Data provided:
──────
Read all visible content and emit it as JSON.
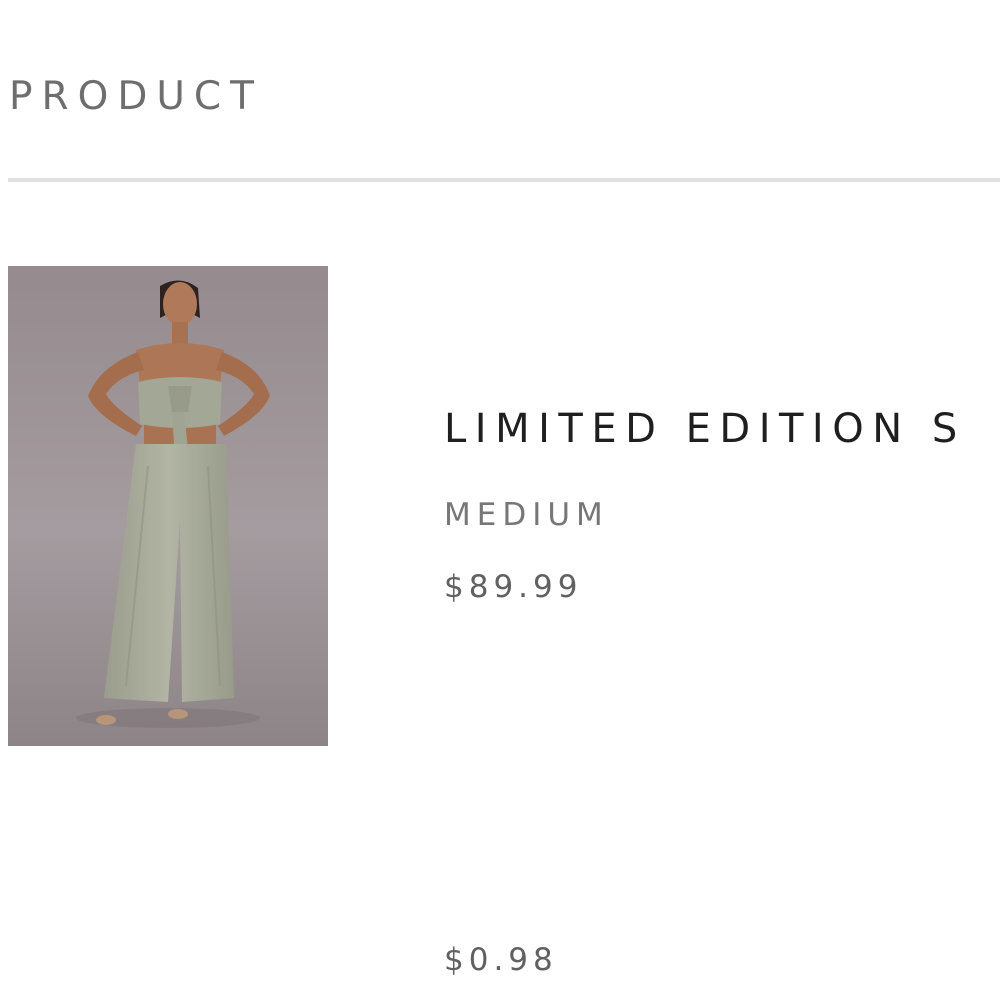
{
  "header": {
    "title": "PRODUCT"
  },
  "product": {
    "name": "LIMITED EDITION S",
    "variant": "MEDIUM",
    "price": "$89.99",
    "image_alt": "Woman wearing a sage strapless tie-front top and wide-leg pants"
  },
  "summary": {
    "price": "$0.98"
  },
  "colors": {
    "header_text": "#6e6e6e",
    "divider": "#e1e1e1",
    "outfit": "#a9ad9c",
    "photo_background": "#9b9194"
  }
}
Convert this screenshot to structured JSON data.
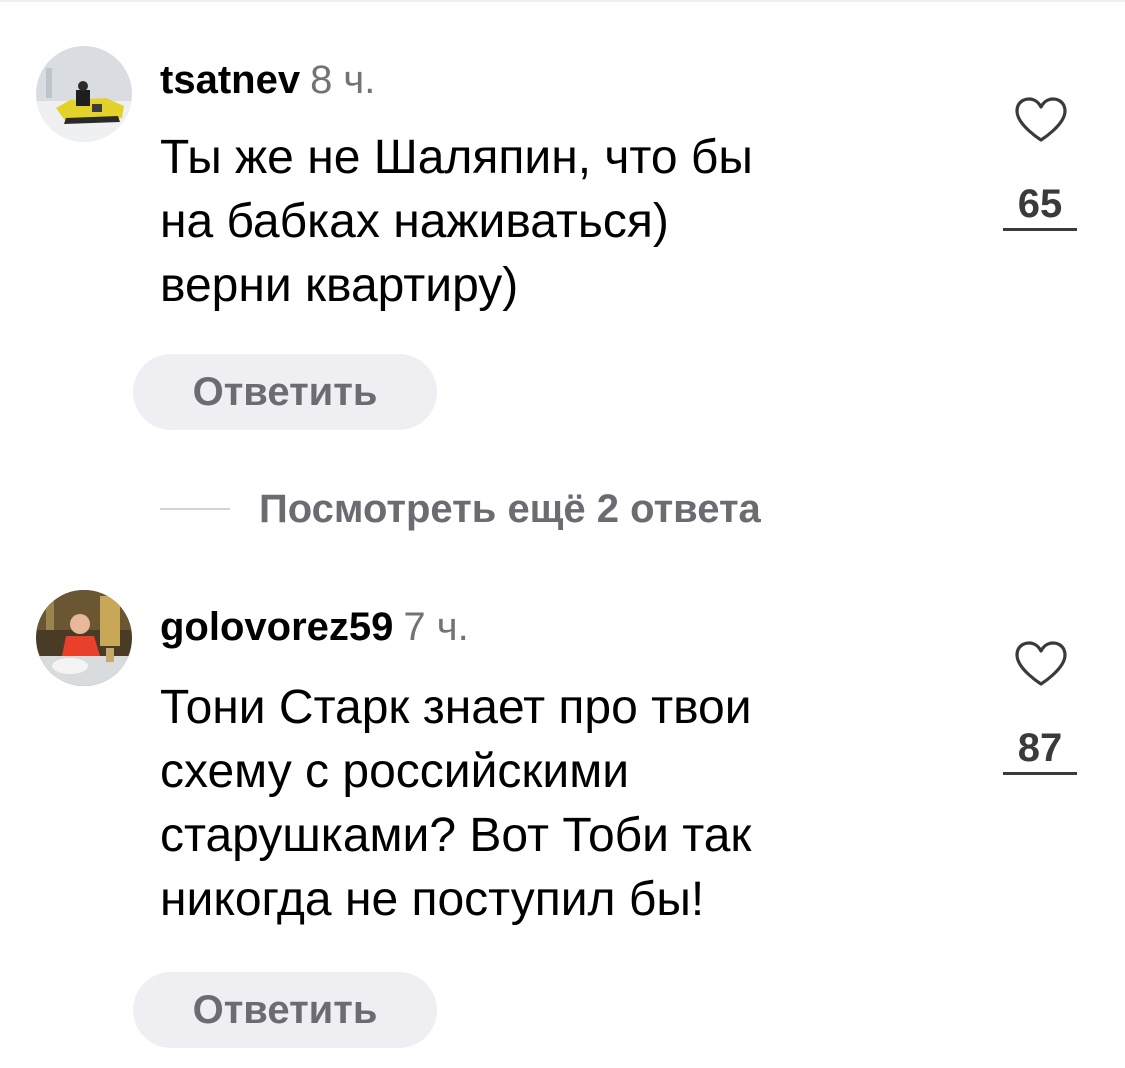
{
  "comments": [
    {
      "username": "tsatnev",
      "time": "8 ч.",
      "text_lines": [
        "Ты же не Шаляпин, что бы",
        "на бабках наживаться)",
        "верни квартиру)"
      ],
      "reply_label": "Ответить",
      "likes": "65",
      "like_icon": "heart-outline-icon",
      "avatar_desc": "snowmobile-photo"
    },
    {
      "username": "golovorez59",
      "time": "7 ч.",
      "text_lines": [
        "Тони Старк знает про твои",
        "схему с российскими",
        "старушками? Вот Тоби так",
        "никогда не поступил бы!"
      ],
      "reply_label": "Ответить",
      "likes": "87",
      "like_icon": "heart-outline-icon",
      "avatar_desc": "person-at-table-photo"
    }
  ],
  "more_replies": {
    "label": "Посмотреть ещё 2 ответа"
  },
  "colors": {
    "text": "#000000",
    "secondary": "#737373",
    "button_bg": "#efeff3",
    "button_text": "#6b6b72"
  }
}
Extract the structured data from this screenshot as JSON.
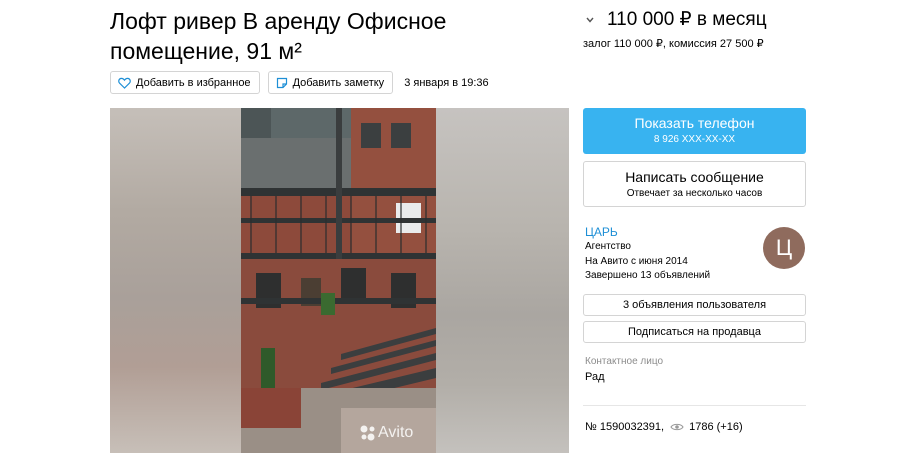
{
  "listing": {
    "title": "Лофт ривер В аренду Офисное помещение, 91 м²",
    "price": "110 000 ₽ в месяц",
    "deposit_line": "залог 110 000 ₽, комиссия 27 500 ₽",
    "date": "3 января в 19:36",
    "number": "№ 1590032391,",
    "views": "1786 (+16)"
  },
  "actions": {
    "favorite_label": "Добавить в избранное",
    "note_label": "Добавить заметку"
  },
  "gallery": {
    "watermark": "Avito"
  },
  "contact_buttons": {
    "phone_label": "Показать телефон",
    "phone_number": "8 926 XXX-XX-XX",
    "message_label": "Написать сообщение",
    "message_sub": "Отвечает за несколько часов"
  },
  "seller": {
    "name": "ЦАРЬ",
    "type": "Агентство",
    "since": "На Авито с июня 2014",
    "completed": "Завершено 13 объявлений",
    "avatar_letter": "Ц",
    "listings_button": "3 объявления пользователя",
    "subscribe_button": "Подписаться на продавца",
    "contact_label": "Контактное лицо",
    "contact_name": "Рад"
  },
  "colors": {
    "accent_blue": "#38b3f0",
    "link_blue": "#1e8fd6",
    "avatar_bg": "#8f6b5d"
  }
}
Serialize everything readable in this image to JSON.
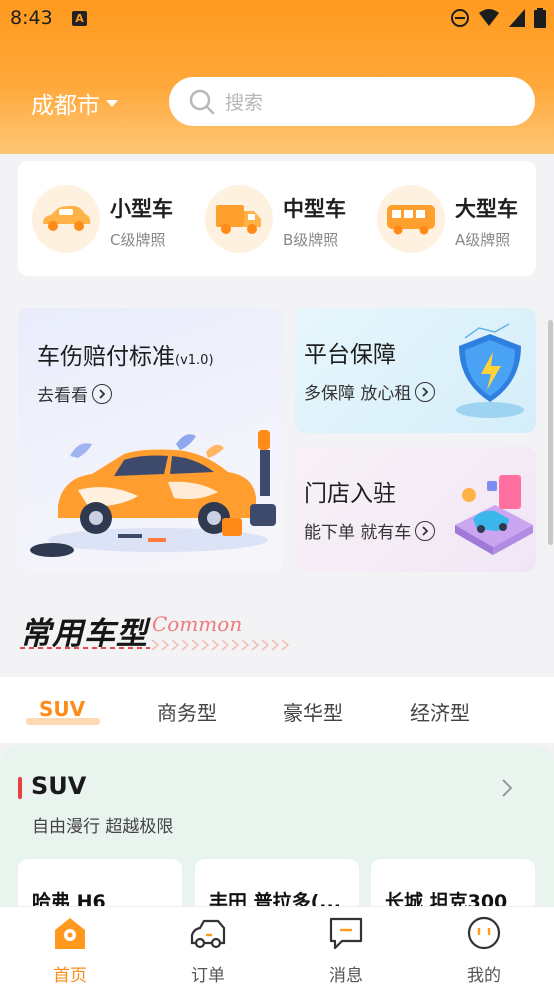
{
  "status_bar": {
    "time": "8:43",
    "notif_badge": "A"
  },
  "header": {
    "city": "成都市",
    "search_placeholder": "搜索"
  },
  "categories": [
    {
      "title": "小型车",
      "subtitle": "C级牌照",
      "icon": "small-car-icon"
    },
    {
      "title": "中型车",
      "subtitle": "B级牌照",
      "icon": "truck-icon"
    },
    {
      "title": "大型车",
      "subtitle": "A级牌照",
      "icon": "bus-icon"
    }
  ],
  "banners": {
    "left": {
      "title": "车伤赔付标准",
      "version": "(v1.0)",
      "subtitle": "去看看"
    },
    "right_top": {
      "title": "平台保障",
      "subtitle": "多保障 放心租"
    },
    "right_bottom": {
      "title": "门店入驻",
      "subtitle": "能下单 就有车"
    }
  },
  "section": {
    "title": "常用车型",
    "subtitle": "Common"
  },
  "tabs": [
    "SUV",
    "商务型",
    "豪华型",
    "经济型"
  ],
  "active_tab": "SUV",
  "suv_section": {
    "title": "SUV",
    "subtitle": "自由漫行 超越极限",
    "cars": [
      "哈弗 H6",
      "丰田 普拉多(...",
      "长城 坦克300"
    ]
  },
  "bottom_nav": [
    {
      "label": "首页",
      "icon": "home-icon",
      "active": true
    },
    {
      "label": "订单",
      "icon": "car-order-icon",
      "active": false
    },
    {
      "label": "消息",
      "icon": "message-icon",
      "active": false
    },
    {
      "label": "我的",
      "icon": "profile-icon",
      "active": false
    }
  ],
  "colors": {
    "accent": "#ff8a17",
    "header": "#ff9a1e",
    "suv_bar": "#e64040"
  }
}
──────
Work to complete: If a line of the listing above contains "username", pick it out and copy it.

Result of the task:
      "username": "tsatnev",
      "username": "golovorez59",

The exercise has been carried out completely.